A transglutaminase (TGase; EC activity, which shared many properties with the TGase activity of the Helianthus tuberosus chloroplast, was observed in the Zea mays L. chloroplast and in its fractions. This activity was found to be prevalent in thylakoids; bis-(glutamyl) spermidine and bis-(glutamyl) putrescine were the main polyamine conjugates(More)
European pear (Pyrus communis L.) is among the important fruit species for which only few genetic studies have been carried out. Available evidence indicates that simple sequence repeats (SSR) are very useful as molecular markers because they are codominant, highly polymorphic, abundant and reproducible. The present paper reports more than 100 apple SSR(More)
  • L. Dondini, O. Lain, +5 authors R. Testolin
  • 2006
Linkage maps of the apricot accessions ‘Lito’ and ‘BO 81604311’ were constructed using a total of 185 simple sequence repeat (SSR) markers sampled from those isolated in peach, almond, apricot and cherry; 74 were derived from a new apricot genomic library enriched for AG/CT microsatellite repeats (UDAp series), and in total, 98 had never been mapped in(More)

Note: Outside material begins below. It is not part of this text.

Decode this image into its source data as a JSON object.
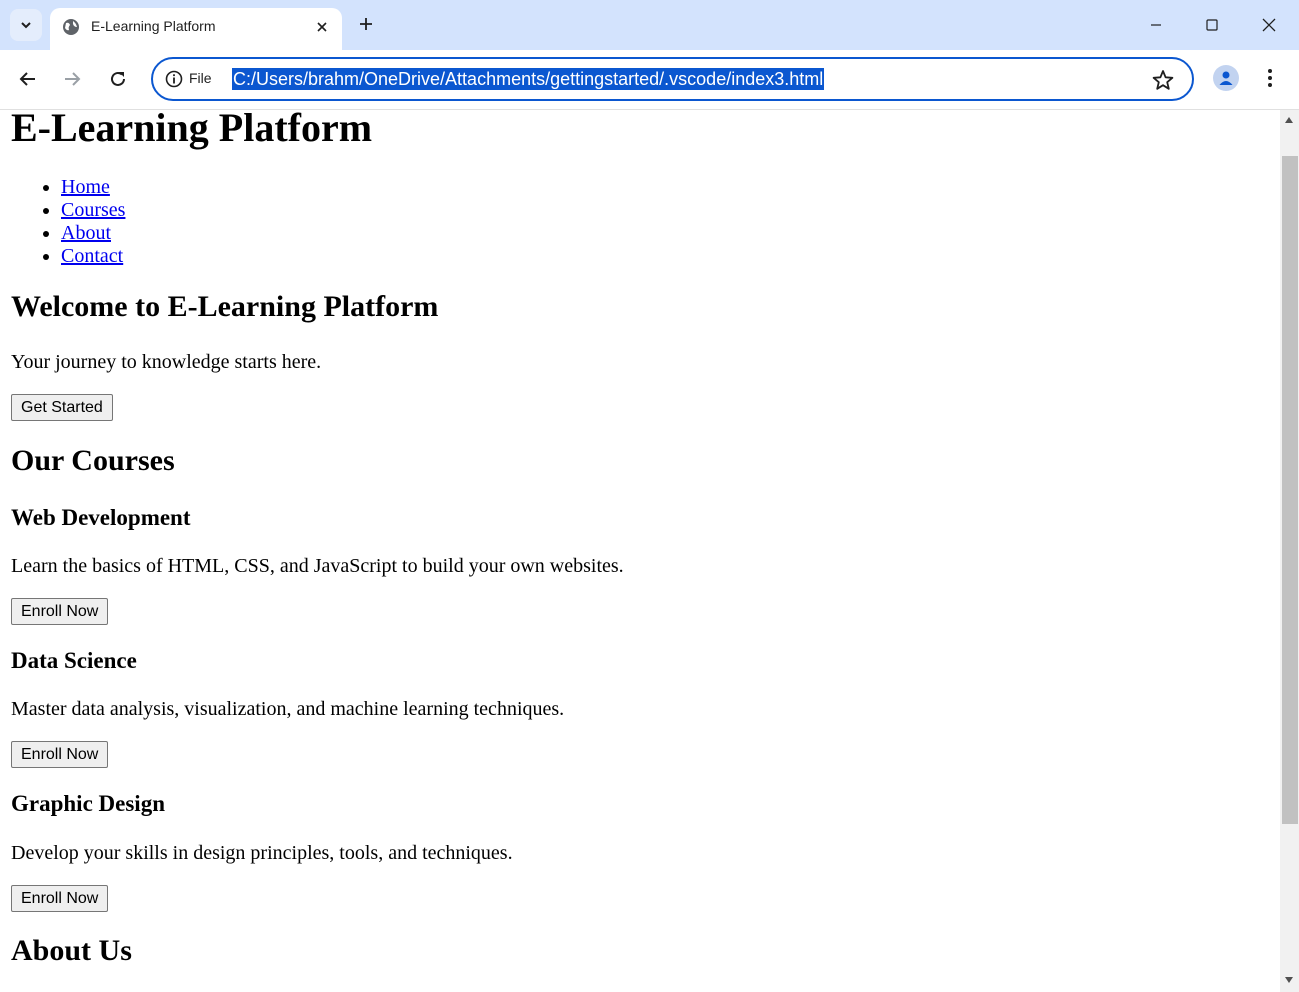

Striking increases in fruit size distinguish cultivated descendants from small-fruited wild progenitors for fleshy fruited species such as Solanum lycopersicum (tomato) and Prunus spp. (peach, cherry, plum, and apricot). The first fruit weight gene identified as a result of domestication and selection was the tomato FW2.2 gene. Members of the FW2.2 gene(More)
The present study investigates the genetic determinism of flowering and maturity dates, two traits highly affected by global climate change. Flowering and maturity dates were evaluated on five progenies from three Prunus species, peach, apricot and sweet cherry, during 3-8 years. Quantitative trait locus (QTL) detection was performed separately for each(More)
Retrotransposons have been found to comprise the most common class of transposable elements in eukaryotes and to occur in high copy number in plant genomes. Several of these elements have been sequenced and were found to display a high degree of heterogeneity and insertional polymorphism, both within and between species. The dispersion, ubiquity and(More)
Apple germplasm collections are increasingly appreciated as a repository for the genetic improvement of species, and their evaluation is an essential prerequisite for their utilization in apple breeding. A set of 418 apple genotypes, including 383 accessions from the Italian germplasm and 35 International cultivars as reference, was analyzed using 15 SSRs(More)
Pear scab caused by Venturia pyrina is an economically important disease throughout the world and can cause severe crop loss in susceptible cultivars. The varying range of susceptibility to pear scab in F1 populations has made it possible to identify quantitative trait loci (QTLs). Ninety-five seedlings derived from the cross ‘Abbè Fétel’ (AF) × ‘Max Red(More)